This one is for all of you retailers out there! If there’s one thing we’ve learned (and learned it fast) in 2020, it’s how quickly users turn to online shopping for literally anything. Of course, COVID threw a wrench in average shopping habits. This was heavily felt by brick and mortars, small local businesses, and other business structures that mostly relied on in-person shopping. However, when we get lemons we make lemonade, and the same idea supports the importance of having multiple ways to sell your products online.

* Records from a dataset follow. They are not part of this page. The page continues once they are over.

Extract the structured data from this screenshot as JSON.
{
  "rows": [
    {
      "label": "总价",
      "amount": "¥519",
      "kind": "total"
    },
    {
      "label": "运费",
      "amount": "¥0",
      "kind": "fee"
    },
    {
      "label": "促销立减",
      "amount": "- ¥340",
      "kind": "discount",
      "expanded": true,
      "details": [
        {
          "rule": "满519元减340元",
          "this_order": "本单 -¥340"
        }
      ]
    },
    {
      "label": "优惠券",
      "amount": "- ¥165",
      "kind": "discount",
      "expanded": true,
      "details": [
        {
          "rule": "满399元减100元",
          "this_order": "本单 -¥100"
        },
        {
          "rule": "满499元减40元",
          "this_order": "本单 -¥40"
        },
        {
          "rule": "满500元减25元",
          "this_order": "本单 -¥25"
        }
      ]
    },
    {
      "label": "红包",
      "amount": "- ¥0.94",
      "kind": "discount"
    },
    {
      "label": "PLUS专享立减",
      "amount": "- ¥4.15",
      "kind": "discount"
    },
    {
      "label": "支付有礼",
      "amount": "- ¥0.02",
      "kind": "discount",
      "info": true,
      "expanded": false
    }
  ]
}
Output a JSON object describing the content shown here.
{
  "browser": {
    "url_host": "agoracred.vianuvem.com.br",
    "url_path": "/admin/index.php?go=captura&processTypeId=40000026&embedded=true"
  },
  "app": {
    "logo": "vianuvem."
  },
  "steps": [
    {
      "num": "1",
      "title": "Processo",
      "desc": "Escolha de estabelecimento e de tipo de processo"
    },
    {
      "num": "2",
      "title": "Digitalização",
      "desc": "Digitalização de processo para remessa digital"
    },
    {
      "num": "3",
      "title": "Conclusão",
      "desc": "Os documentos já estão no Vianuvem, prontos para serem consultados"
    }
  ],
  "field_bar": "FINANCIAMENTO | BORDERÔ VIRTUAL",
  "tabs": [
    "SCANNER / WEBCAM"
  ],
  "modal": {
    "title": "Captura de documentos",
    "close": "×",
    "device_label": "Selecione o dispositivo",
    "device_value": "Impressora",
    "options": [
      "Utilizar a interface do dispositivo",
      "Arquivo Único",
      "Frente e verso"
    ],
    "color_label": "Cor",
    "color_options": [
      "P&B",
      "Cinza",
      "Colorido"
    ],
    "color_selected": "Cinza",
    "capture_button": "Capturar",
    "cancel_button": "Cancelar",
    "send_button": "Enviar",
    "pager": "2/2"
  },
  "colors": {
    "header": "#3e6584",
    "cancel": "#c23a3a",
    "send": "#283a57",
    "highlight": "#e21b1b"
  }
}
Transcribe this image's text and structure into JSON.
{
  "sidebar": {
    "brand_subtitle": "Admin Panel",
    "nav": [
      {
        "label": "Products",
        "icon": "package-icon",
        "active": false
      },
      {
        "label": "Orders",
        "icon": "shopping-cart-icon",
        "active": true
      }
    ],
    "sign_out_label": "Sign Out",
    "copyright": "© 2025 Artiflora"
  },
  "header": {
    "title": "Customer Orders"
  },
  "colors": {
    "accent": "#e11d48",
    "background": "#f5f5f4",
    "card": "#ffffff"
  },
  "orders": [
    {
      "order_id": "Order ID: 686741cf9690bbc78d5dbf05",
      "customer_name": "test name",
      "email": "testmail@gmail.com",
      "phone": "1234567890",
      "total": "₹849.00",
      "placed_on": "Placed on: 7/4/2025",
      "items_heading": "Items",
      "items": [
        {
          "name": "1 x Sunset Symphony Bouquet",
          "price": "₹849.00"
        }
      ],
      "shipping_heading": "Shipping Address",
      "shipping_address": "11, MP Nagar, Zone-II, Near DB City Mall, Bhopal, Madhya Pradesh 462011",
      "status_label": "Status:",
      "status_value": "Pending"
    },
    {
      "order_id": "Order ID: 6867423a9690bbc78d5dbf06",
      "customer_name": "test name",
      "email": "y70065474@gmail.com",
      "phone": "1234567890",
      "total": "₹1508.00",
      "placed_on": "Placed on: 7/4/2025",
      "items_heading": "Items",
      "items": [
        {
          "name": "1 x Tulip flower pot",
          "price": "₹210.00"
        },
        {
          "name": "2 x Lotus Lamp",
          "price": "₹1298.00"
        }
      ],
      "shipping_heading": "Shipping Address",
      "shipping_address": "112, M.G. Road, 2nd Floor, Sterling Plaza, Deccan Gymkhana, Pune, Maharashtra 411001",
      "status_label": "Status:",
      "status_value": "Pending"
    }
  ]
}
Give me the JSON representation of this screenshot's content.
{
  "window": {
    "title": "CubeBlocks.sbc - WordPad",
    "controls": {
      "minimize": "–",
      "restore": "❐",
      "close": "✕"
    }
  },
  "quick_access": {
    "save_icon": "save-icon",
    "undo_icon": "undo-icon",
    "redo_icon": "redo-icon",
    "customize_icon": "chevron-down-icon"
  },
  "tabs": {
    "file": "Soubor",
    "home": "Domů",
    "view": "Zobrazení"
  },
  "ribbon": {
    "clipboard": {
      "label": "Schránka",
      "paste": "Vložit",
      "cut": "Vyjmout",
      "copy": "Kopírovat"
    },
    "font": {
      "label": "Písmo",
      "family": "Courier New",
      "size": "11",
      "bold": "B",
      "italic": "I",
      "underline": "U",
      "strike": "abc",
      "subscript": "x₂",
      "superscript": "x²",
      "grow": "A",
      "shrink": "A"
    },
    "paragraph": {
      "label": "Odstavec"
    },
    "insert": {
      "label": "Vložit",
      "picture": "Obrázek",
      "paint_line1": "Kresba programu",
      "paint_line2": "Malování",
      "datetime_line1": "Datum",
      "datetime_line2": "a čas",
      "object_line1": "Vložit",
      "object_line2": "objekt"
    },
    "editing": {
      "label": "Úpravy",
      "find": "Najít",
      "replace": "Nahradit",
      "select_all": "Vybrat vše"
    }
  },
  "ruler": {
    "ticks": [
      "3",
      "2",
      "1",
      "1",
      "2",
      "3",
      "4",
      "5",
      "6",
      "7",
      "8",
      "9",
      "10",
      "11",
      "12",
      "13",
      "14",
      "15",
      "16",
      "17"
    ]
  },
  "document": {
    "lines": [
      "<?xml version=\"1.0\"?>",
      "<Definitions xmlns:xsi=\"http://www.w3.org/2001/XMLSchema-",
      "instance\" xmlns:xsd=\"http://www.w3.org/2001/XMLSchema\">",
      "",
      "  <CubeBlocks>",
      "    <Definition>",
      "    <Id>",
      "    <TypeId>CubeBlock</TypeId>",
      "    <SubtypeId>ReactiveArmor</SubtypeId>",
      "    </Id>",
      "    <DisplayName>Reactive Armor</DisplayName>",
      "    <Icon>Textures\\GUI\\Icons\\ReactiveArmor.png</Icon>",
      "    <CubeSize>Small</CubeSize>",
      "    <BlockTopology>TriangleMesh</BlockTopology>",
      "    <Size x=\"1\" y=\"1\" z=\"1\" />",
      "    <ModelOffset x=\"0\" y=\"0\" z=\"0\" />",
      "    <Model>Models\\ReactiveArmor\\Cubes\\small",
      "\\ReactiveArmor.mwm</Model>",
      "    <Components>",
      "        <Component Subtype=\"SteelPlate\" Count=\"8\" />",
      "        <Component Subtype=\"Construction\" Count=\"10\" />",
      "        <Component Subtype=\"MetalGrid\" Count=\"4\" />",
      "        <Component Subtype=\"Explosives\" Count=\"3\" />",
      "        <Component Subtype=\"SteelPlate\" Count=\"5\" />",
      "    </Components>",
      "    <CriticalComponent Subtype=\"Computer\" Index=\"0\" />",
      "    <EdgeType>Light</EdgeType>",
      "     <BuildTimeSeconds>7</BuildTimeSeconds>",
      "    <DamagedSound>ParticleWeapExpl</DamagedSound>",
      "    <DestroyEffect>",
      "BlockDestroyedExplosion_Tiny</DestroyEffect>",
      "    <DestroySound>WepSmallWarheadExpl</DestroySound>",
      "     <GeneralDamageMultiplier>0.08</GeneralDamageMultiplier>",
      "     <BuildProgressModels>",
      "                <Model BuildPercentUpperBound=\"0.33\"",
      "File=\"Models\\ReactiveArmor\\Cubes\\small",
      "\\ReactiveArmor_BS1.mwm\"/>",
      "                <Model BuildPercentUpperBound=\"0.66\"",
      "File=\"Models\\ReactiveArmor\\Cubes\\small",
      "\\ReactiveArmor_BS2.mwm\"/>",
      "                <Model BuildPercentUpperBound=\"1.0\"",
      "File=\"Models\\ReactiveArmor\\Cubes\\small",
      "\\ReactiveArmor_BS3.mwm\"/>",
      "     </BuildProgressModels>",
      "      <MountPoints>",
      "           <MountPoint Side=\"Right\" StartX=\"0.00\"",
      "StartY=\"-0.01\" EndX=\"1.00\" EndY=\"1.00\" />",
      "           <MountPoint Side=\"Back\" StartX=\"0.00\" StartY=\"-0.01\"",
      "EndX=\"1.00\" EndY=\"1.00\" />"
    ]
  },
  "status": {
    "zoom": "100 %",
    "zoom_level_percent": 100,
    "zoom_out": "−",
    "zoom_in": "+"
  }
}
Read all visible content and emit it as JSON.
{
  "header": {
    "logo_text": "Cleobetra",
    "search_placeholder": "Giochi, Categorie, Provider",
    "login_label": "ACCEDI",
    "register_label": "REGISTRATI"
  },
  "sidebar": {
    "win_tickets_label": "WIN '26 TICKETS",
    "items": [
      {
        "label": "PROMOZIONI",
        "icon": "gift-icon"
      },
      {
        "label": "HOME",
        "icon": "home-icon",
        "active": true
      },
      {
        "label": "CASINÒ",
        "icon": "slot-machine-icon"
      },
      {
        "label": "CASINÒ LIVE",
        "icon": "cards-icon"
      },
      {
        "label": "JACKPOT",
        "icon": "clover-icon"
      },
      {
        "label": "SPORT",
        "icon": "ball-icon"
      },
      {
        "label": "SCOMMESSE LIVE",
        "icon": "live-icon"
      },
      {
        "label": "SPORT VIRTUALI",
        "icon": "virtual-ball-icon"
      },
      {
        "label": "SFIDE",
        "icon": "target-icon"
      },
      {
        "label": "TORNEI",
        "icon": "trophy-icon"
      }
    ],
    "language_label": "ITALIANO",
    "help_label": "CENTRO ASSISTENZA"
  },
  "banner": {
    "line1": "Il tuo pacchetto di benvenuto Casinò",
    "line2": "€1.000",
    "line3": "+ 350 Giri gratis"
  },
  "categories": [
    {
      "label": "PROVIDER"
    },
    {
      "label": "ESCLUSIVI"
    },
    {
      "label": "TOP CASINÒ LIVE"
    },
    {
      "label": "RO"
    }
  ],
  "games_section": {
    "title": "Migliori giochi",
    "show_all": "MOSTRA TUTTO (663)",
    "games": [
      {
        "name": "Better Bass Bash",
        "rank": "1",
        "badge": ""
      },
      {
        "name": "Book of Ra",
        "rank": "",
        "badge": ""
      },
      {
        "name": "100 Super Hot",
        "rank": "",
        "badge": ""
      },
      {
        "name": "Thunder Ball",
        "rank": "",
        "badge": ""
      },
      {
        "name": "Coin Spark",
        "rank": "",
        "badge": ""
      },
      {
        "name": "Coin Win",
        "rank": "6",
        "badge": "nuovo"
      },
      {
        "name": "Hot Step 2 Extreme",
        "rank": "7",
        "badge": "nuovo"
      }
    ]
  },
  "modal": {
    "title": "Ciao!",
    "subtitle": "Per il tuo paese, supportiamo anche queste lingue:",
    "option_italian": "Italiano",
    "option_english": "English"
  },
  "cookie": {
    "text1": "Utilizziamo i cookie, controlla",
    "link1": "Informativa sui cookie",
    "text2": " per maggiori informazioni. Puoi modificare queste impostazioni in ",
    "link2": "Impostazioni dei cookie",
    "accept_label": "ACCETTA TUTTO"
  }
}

We all know that Amazon is the big-win for ecommerce selling. Forbes and Bloomberg discuss tons of talking points about why Amazon is a seller’s gold mine. The key to owning this is identifying a need, fulfilling that by utilizing Amazon as a third-party selling platform, and selling! However, don’t rely on big ‘ol Amazon alone. If you’re going to sell on a third-party platform, you definitely need to make sure you’re selling on your own website.
Don’t have a website? We can help!
It’s important to think and plan: What if Amazon doesn’t want to sell your product anymore, and what if you don’t want to sell on Amazon anymore? What’s your backup support plan? Having your own ecommerce website where you can sell your own products, even if it’s only a fraction compared to Amazon, is still SO worth the effort. By doing this, you have a diversified chain of distribution. Look at it this way: If another pandemic or unforeseen instance happens, you’re flexible between selling platforms and are not relying on just one source to sell.
From all of our years of experience, 2020 was one for the books that put us on our toes at times! But, as the rain clears, we’re ready for a glass of lemonade with a squeeze of 2021. Connect with us if you’re ready to tackle the new year the same way.